__WORK ORDER__: Apart from the pictures, every part of the records below gets retyped exactly.

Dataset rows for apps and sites
——
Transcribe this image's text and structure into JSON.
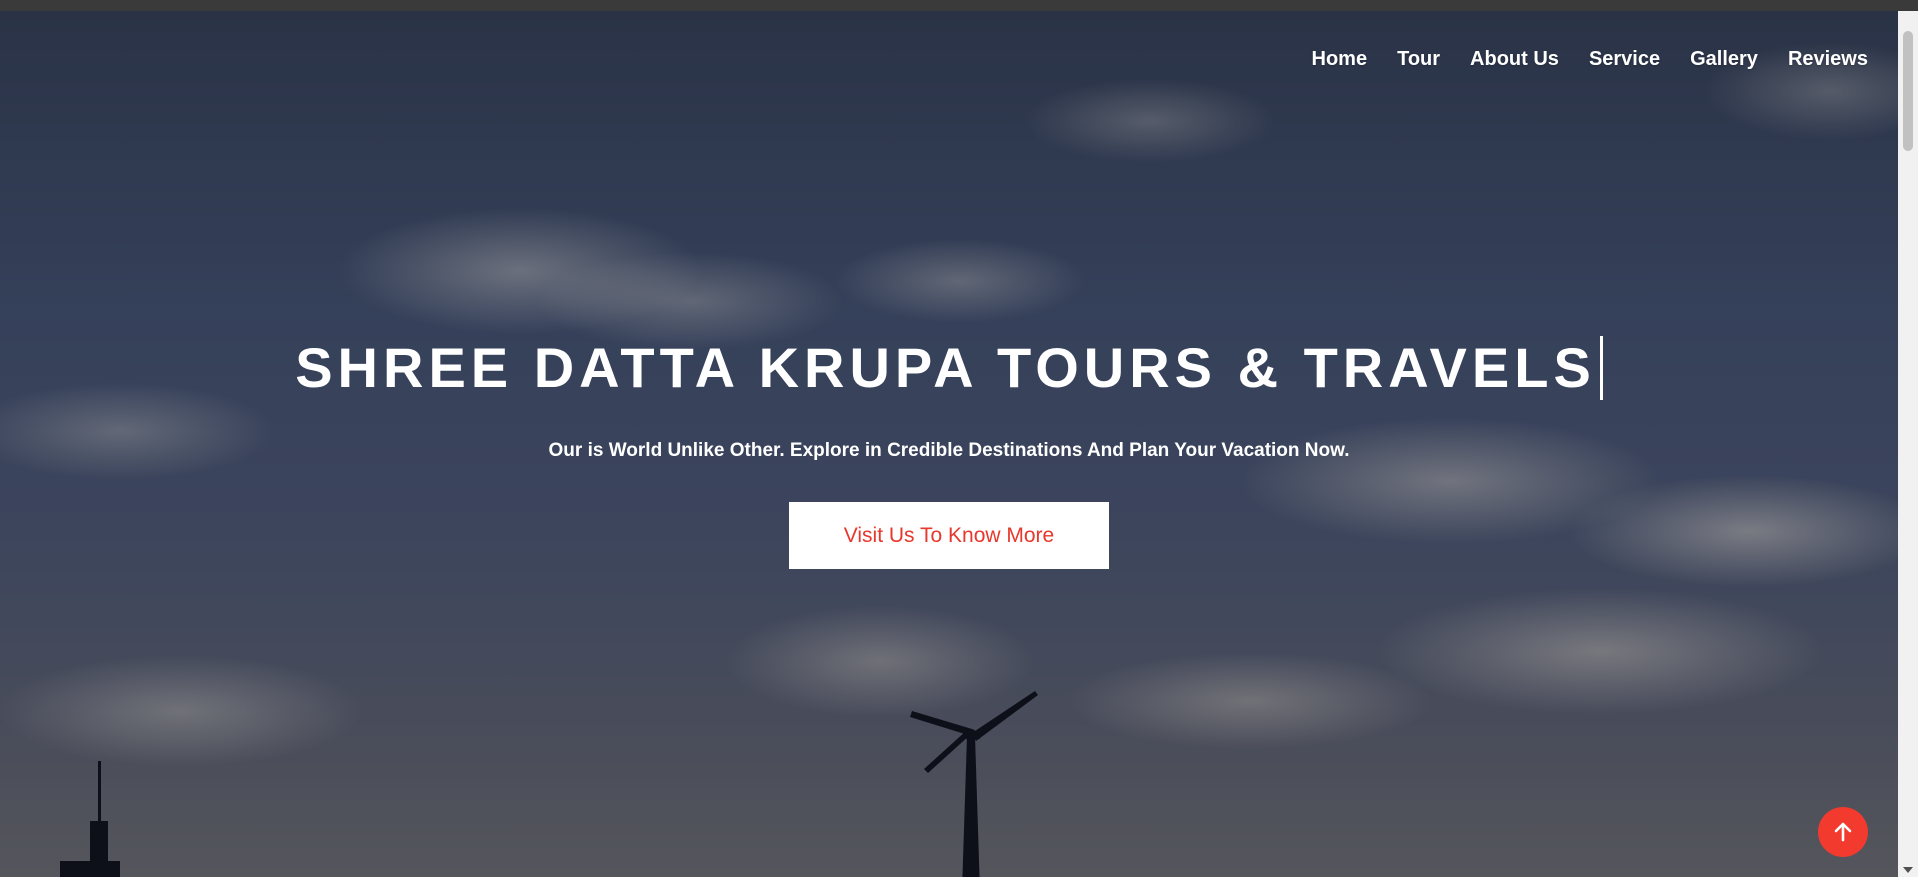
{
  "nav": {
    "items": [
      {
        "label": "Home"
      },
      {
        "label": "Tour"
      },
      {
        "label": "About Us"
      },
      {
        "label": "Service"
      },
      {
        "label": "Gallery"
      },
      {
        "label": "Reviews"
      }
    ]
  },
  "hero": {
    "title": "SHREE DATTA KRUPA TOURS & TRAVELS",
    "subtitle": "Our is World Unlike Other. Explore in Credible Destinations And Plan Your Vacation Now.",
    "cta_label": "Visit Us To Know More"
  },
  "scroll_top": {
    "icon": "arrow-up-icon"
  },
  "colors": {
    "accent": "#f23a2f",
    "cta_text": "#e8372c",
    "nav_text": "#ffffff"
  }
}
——
__RESULT__:
Transcribe this image's text and structure into JSON.
{
  "nav": {
    "items": [
      {
        "label": "Home"
      },
      {
        "label": "Tour"
      },
      {
        "label": "About Us"
      },
      {
        "label": "Service"
      },
      {
        "label": "Gallery"
      },
      {
        "label": "Reviews"
      }
    ]
  },
  "hero": {
    "title": "SHREE DATTA KRUPA TOURS & TRAVELS",
    "subtitle": "Our is World Unlike Other. Explore in Credible Destinations And Plan Your Vacation Now.",
    "cta_label": "Visit Us To Know More"
  },
  "scroll_top": {
    "icon": "arrow-up-icon"
  },
  "colors": {
    "accent": "#f23a2f",
    "cta_text": "#e8372c",
    "nav_text": "#ffffff"
  }
}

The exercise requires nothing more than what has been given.